void indent(int depth) {
  for(int i = 0; i < depth; ++i)
    printf("  ");
}

template <class T>
void dump_memory(const T * p, size_t items, const char * title, int depth) {
  indent(depth);
  printf("%08x -> %s\n", (unsigned int) p, title);
  // Make a format string that prints hex with correct number of leading zeroes
  stringstream sstr;
  sstr << "%0" << sizeof(T) * 2 << "x ";
  string format = sstr.str();
  indent(depth + 1);
  const T * end = p + items;
  for(const T * chunk = p; chunk < end; ++chunk) {
    printf(format.c_str(), *chunk);
  }
  printf("\n");
}

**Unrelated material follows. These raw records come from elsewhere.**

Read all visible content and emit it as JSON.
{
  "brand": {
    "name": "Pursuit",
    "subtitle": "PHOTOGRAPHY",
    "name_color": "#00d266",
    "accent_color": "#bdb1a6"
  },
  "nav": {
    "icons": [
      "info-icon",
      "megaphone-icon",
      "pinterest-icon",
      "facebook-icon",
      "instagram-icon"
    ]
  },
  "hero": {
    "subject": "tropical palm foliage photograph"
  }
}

// Pretend all pointers are to int to reduce number of casts
template<class T>
void dump_vtable(const T& t, int virtuals) {
  // In memory, the first bytes of the instance are occupied by the vtable
  int * vtbl = (int *) &t;
  int vtable_size = virtuals * sizeof(int);
  indent(2);
  printf("vtbl (%08x - %08x)", *vtbl, *vtbl + vtable_size - 1);
  printf(" %d entr%s:\n", virtuals, ((virtuals == 1) ? "y" : "ies"));
  for(int i = 0; i < virtuals; ++i) {
    int * fptr = ((int **) vtbl)[i];
    stringstream sstr;
    sstr << "fptr " << i << ":";
    dump_memory(fptr, 1, sstr.str().c_str(), 3);
    dump_memory((unsigned char *) *fptr, 16, "implementation (first 16 bytes):", 4);
  }
}

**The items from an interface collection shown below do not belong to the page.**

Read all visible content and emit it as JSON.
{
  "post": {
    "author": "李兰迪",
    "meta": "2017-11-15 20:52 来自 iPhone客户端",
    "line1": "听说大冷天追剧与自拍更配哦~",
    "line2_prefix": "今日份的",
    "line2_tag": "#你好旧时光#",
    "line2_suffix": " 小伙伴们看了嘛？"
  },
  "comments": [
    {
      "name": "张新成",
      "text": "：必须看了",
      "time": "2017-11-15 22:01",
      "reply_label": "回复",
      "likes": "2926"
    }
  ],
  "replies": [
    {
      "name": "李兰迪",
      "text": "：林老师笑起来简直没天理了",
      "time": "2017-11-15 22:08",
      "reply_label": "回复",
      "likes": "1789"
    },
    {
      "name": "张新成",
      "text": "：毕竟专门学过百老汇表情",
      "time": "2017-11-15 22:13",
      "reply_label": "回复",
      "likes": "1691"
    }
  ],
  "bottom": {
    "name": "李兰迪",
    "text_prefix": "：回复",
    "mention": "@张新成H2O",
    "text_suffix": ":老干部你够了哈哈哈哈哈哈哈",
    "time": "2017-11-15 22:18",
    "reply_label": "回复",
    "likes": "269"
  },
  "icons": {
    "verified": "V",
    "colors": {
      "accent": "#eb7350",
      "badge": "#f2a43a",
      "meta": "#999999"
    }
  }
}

template<class T>
string object_size(const T& t) {
  stringstream sstr;
  sstr << sizeof(t) << " byte";
  if (sizeof(t) != 1)
    sstr << "s";
  return sstr.str();
}

Notes

The text assumes a 32-bit, little-endian machine.

References:

  • http://www2.research.att.com/~bs/bs_faq2.html#layout-obj
  • http://www2.research.att.com/~bs/bs_faq2.html#sizeof-empty
  • http://www.cprogramming.com/tutorial/size_of_class_object.html